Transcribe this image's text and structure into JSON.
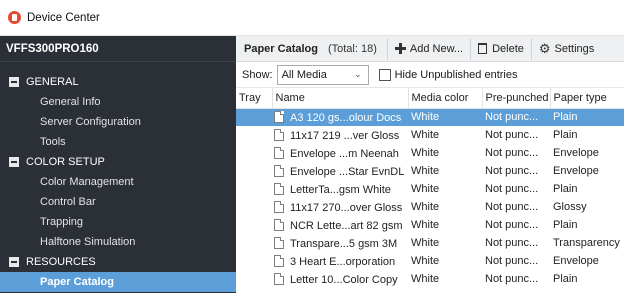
{
  "window": {
    "title": "Device Center"
  },
  "sidebar": {
    "server_name": "VFFS300PRO160",
    "sections": [
      {
        "label": "GENERAL",
        "items": [
          "General Info",
          "Server Configuration",
          "Tools"
        ]
      },
      {
        "label": "COLOR SETUP",
        "items": [
          "Color Management",
          "Control Bar",
          "Trapping",
          "Halftone Simulation"
        ]
      },
      {
        "label": "RESOURCES",
        "items": [
          "Paper Catalog"
        ]
      }
    ],
    "active_item": "Paper Catalog"
  },
  "toolbar": {
    "title": "Paper Catalog",
    "total": "(Total: 18)",
    "add_label": "Add New...",
    "delete_label": "Delete",
    "settings_label": "Settings"
  },
  "filter": {
    "show_label": "Show:",
    "show_value": "All Media",
    "hide_unpublished_label": "Hide Unpublished entries"
  },
  "table": {
    "columns": [
      "Tray",
      "Name",
      "Media color",
      "Pre-punched",
      "Paper type"
    ],
    "rows": [
      {
        "name": "A3 120 gs...olour Docs",
        "color": "White",
        "prepunched": "Not punc...",
        "type": "Plain",
        "selected": true
      },
      {
        "name": "11x17 219 ...ver Gloss",
        "color": "White",
        "prepunched": "Not punc...",
        "type": "Plain"
      },
      {
        "name": "Envelope ...m Neenah",
        "color": "White",
        "prepunched": "Not punc...",
        "type": "Envelope"
      },
      {
        "name": "Envelope ...Star EvnDL",
        "color": "White",
        "prepunched": "Not punc...",
        "type": "Envelope"
      },
      {
        "name": "LetterTa...gsm White",
        "color": "White",
        "prepunched": "Not punc...",
        "type": "Plain"
      },
      {
        "name": "11x17 270...over Gloss",
        "color": "White",
        "prepunched": "Not punc...",
        "type": "Glossy"
      },
      {
        "name": "NCR Lette...art 82 gsm",
        "color": "White",
        "prepunched": "Not punc...",
        "type": "Plain"
      },
      {
        "name": "Transpare...5 gsm 3M",
        "color": "White",
        "prepunched": "Not punc...",
        "type": "Transparency"
      },
      {
        "name": "3 Heart E...orporation",
        "color": "White",
        "prepunched": "Not punc...",
        "type": "Envelope"
      },
      {
        "name": "Letter 10...Color Copy",
        "color": "White",
        "prepunched": "Not punc...",
        "type": "Plain"
      }
    ]
  },
  "colors": {
    "sidebar_bg": "#2b2f36",
    "selection": "#5c9fd8",
    "app_icon": "#e64a2e"
  }
}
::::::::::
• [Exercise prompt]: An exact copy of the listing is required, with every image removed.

• [Result of this exercise]:
Transcribe this image's text and structure into JSON.
{
  "window": {
    "title": "Device Center"
  },
  "sidebar": {
    "server_name": "VFFS300PRO160",
    "sections": [
      {
        "label": "GENERAL",
        "items": [
          "General Info",
          "Server Configuration",
          "Tools"
        ]
      },
      {
        "label": "COLOR SETUP",
        "items": [
          "Color Management",
          "Control Bar",
          "Trapping",
          "Halftone Simulation"
        ]
      },
      {
        "label": "RESOURCES",
        "items": [
          "Paper Catalog"
        ]
      }
    ],
    "active_item": "Paper Catalog"
  },
  "toolbar": {
    "title": "Paper Catalog",
    "total": "(Total: 18)",
    "add_label": "Add New...",
    "delete_label": "Delete",
    "settings_label": "Settings"
  },
  "filter": {
    "show_label": "Show:",
    "show_value": "All Media",
    "hide_unpublished_label": "Hide Unpublished entries"
  },
  "table": {
    "columns": [
      "Tray",
      "Name",
      "Media color",
      "Pre-punched",
      "Paper type"
    ],
    "rows": [
      {
        "name": "A3 120 gs...olour Docs",
        "color": "White",
        "prepunched": "Not punc...",
        "type": "Plain",
        "selected": true
      },
      {
        "name": "11x17 219 ...ver Gloss",
        "color": "White",
        "prepunched": "Not punc...",
        "type": "Plain"
      },
      {
        "name": "Envelope ...m Neenah",
        "color": "White",
        "prepunched": "Not punc...",
        "type": "Envelope"
      },
      {
        "name": "Envelope ...Star EvnDL",
        "color": "White",
        "prepunched": "Not punc...",
        "type": "Envelope"
      },
      {
        "name": "LetterTa...gsm White",
        "color": "White",
        "prepunched": "Not punc...",
        "type": "Plain"
      },
      {
        "name": "11x17 270...over Gloss",
        "color": "White",
        "prepunched": "Not punc...",
        "type": "Glossy"
      },
      {
        "name": "NCR Lette...art 82 gsm",
        "color": "White",
        "prepunched": "Not punc...",
        "type": "Plain"
      },
      {
        "name": "Transpare...5 gsm 3M",
        "color": "White",
        "prepunched": "Not punc...",
        "type": "Transparency"
      },
      {
        "name": "3 Heart E...orporation",
        "color": "White",
        "prepunched": "Not punc...",
        "type": "Envelope"
      },
      {
        "name": "Letter 10...Color Copy",
        "color": "White",
        "prepunched": "Not punc...",
        "type": "Plain"
      }
    ]
  },
  "colors": {
    "sidebar_bg": "#2b2f36",
    "selection": "#5c9fd8",
    "app_icon": "#e64a2e"
  }
}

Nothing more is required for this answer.